**EXERCISE OBJECTIVE**
The answer must be the full listing, restated word for word.

[RECORDED INFORMATION — start]

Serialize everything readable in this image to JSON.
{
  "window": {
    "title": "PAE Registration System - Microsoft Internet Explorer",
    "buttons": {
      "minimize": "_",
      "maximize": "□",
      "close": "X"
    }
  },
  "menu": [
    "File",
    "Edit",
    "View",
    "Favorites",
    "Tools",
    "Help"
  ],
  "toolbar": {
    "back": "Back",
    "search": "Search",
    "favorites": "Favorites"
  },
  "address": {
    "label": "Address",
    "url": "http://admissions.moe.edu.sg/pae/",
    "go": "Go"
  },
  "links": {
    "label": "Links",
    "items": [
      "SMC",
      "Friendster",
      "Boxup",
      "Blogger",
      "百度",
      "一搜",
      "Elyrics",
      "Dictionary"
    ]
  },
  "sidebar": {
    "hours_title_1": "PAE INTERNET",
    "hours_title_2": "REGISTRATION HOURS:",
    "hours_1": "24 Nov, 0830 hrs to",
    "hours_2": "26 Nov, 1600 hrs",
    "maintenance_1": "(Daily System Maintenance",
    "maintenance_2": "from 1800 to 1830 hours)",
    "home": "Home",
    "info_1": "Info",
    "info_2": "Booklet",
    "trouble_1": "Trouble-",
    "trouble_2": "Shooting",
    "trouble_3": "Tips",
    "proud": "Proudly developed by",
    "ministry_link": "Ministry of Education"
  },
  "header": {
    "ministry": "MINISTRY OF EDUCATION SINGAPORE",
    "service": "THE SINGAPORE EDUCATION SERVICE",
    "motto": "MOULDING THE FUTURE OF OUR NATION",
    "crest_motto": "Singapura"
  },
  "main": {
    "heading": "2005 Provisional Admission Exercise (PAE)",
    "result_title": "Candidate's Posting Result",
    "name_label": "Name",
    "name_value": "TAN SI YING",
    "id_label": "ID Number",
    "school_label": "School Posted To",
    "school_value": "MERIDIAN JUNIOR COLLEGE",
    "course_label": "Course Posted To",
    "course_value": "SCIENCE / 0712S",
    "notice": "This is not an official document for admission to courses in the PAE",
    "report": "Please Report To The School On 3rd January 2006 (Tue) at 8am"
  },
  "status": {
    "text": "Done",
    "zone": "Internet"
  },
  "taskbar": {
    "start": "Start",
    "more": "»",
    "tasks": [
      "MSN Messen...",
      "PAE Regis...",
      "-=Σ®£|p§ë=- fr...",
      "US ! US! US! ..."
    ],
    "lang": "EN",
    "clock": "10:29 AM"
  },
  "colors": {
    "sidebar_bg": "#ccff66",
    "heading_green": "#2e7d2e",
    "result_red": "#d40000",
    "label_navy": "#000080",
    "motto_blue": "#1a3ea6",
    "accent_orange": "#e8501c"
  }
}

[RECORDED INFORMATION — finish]

**RESPONSE FOR THIS EXERCISE**
Serialize everything readable in this image to JSON.
{
  "window": {
    "title": "PAE Registration System - Microsoft Internet Explorer",
    "buttons": {
      "minimize": "_",
      "maximize": "□",
      "close": "X"
    }
  },
  "menu": [
    "File",
    "Edit",
    "View",
    "Favorites",
    "Tools",
    "Help"
  ],
  "toolbar": {
    "back": "Back",
    "search": "Search",
    "favorites": "Favorites"
  },
  "address": {
    "label": "Address",
    "url": "http://admissions.moe.edu.sg/pae/",
    "go": "Go"
  },
  "links": {
    "label": "Links",
    "items": [
      "SMC",
      "Friendster",
      "Boxup",
      "Blogger",
      "百度",
      "一搜",
      "Elyrics",
      "Dictionary"
    ]
  },
  "sidebar": {
    "hours_title_1": "PAE INTERNET",
    "hours_title_2": "REGISTRATION HOURS:",
    "hours_1": "24 Nov, 0830 hrs to",
    "hours_2": "26 Nov, 1600 hrs",
    "maintenance_1": "(Daily System Maintenance",
    "maintenance_2": "from 1800 to 1830 hours)",
    "home": "Home",
    "info_1": "Info",
    "info_2": "Booklet",
    "trouble_1": "Trouble-",
    "trouble_2": "Shooting",
    "trouble_3": "Tips",
    "proud": "Proudly developed by",
    "ministry_link": "Ministry of Education"
  },
  "header": {
    "ministry": "MINISTRY OF EDUCATION SINGAPORE",
    "service": "THE SINGAPORE EDUCATION SERVICE",
    "motto": "MOULDING THE FUTURE OF OUR NATION",
    "crest_motto": "Singapura"
  },
  "main": {
    "heading": "2005 Provisional Admission Exercise (PAE)",
    "result_title": "Candidate's Posting Result",
    "name_label": "Name",
    "name_value": "TAN SI YING",
    "id_label": "ID Number",
    "school_label": "School Posted To",
    "school_value": "MERIDIAN JUNIOR COLLEGE",
    "course_label": "Course Posted To",
    "course_value": "SCIENCE / 0712S",
    "notice": "This is not an official document for admission to courses in the PAE",
    "report": "Please Report To The School On 3rd January 2006 (Tue) at 8am"
  },
  "status": {
    "text": "Done",
    "zone": "Internet"
  },
  "taskbar": {
    "start": "Start",
    "more": "»",
    "tasks": [
      "MSN Messen...",
      "PAE Regis...",
      "-=Σ®£|p§ë=- fr...",
      "US ! US! US! ..."
    ],
    "lang": "EN",
    "clock": "10:29 AM"
  },
  "colors": {
    "sidebar_bg": "#ccff66",
    "heading_green": "#2e7d2e",
    "result_red": "#d40000",
    "label_navy": "#000080",
    "motto_blue": "#1a3ea6",
    "accent_orange": "#e8501c"
  }
}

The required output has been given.